The previous week, if you noticed, I ate breakfast and after a similar run had a reading of 1.1mm0L. Ketones are evidently highly variable and individual, my levels may be low but i had no problem running for 3 hours with other than water. Evidence of fat adaptation, surely?


(Lauren G. ) #115

Blood meter readings are not a perfect science. The tricky part is that you may not be registering higher levels because your body is actually using them. Measuring first thing in the morning is a waste of a strip (a fairly expensive strip!)-when we are at rest our body has no need to produce ketones for energy-so I usually wait about 2.5-3 hours after waking to measure. The most important thing I’ve learned is to go by how I feel. If I have enough energy during the day, through my work outs and wake up fairly easily and am not plagued by hunger pangs-then I usually know I am in nutritional ketosis. I suggest picking different times during the day to measure but also-measure your glucose. It is possible you may have a food sensitivity to something you eat regularly that is causing your glucose to spike and keep your numbers low. <3


(Michael - When reality fails to meet expectations, the problem is not reality.) #116

Glucose and ketones in your blood are available fuel. Acetone in your breath is the exhaust gas of fat burning. So if you want to measure fat burning, measure acetone concentration in your breath.


(Suzanne) #117

Im new to this forum and Im very happy to read these posts I have been getting readings from 0.3 to 0.5 and so frustrating my fingers are tender from all the sticks it is good to know that people’s ranges can be lower I’ve lost 9 lbs and overall pleased with progress excluding low ketone levels. Thank you

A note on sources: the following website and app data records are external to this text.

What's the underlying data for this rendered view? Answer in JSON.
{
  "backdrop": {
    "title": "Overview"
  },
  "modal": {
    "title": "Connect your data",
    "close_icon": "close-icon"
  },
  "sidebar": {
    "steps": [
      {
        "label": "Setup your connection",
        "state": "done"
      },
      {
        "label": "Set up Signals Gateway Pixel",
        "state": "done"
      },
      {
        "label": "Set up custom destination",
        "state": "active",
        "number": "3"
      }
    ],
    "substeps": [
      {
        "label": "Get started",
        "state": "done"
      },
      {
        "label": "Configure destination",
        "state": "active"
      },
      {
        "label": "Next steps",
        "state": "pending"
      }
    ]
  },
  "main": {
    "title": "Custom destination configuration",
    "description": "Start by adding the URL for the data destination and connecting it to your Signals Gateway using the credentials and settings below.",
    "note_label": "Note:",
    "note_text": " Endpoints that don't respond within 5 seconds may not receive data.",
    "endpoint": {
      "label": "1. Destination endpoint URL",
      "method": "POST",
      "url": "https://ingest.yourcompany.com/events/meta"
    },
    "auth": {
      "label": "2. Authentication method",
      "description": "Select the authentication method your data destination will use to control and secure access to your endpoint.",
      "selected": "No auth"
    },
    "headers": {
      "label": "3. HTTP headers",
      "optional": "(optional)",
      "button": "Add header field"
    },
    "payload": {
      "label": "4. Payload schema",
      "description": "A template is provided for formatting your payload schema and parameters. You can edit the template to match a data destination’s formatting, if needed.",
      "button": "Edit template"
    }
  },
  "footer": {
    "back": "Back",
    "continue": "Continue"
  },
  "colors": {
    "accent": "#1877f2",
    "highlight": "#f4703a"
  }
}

(April Harkness) #118

My ketones don’ t even register anymore. Not worried…why? Because abs. That will always be my answer now. I guess my body isn’t wasting any ketones.


(Michael - When reality fails to meet expectations, the problem is not reality.) #119

@smobley9931 Don’t worry about the numbers on your ketone blood tests. You are doing just fine. Keep your carbs sub-20 grams per day and you will continue to be just fine. :slightly_smiling_face:


(Suzanne) #120

Thank you so much .


(May the blessing of bacon be always with you) #121

I just watched (or perhaps re-watched) a lecture by Jeff Volek, in which he points out that the kidneys get better at scavenging ketone bodies from the waste stream, the longer we eat keto, which is another reason the strips often stop showing urine ketones.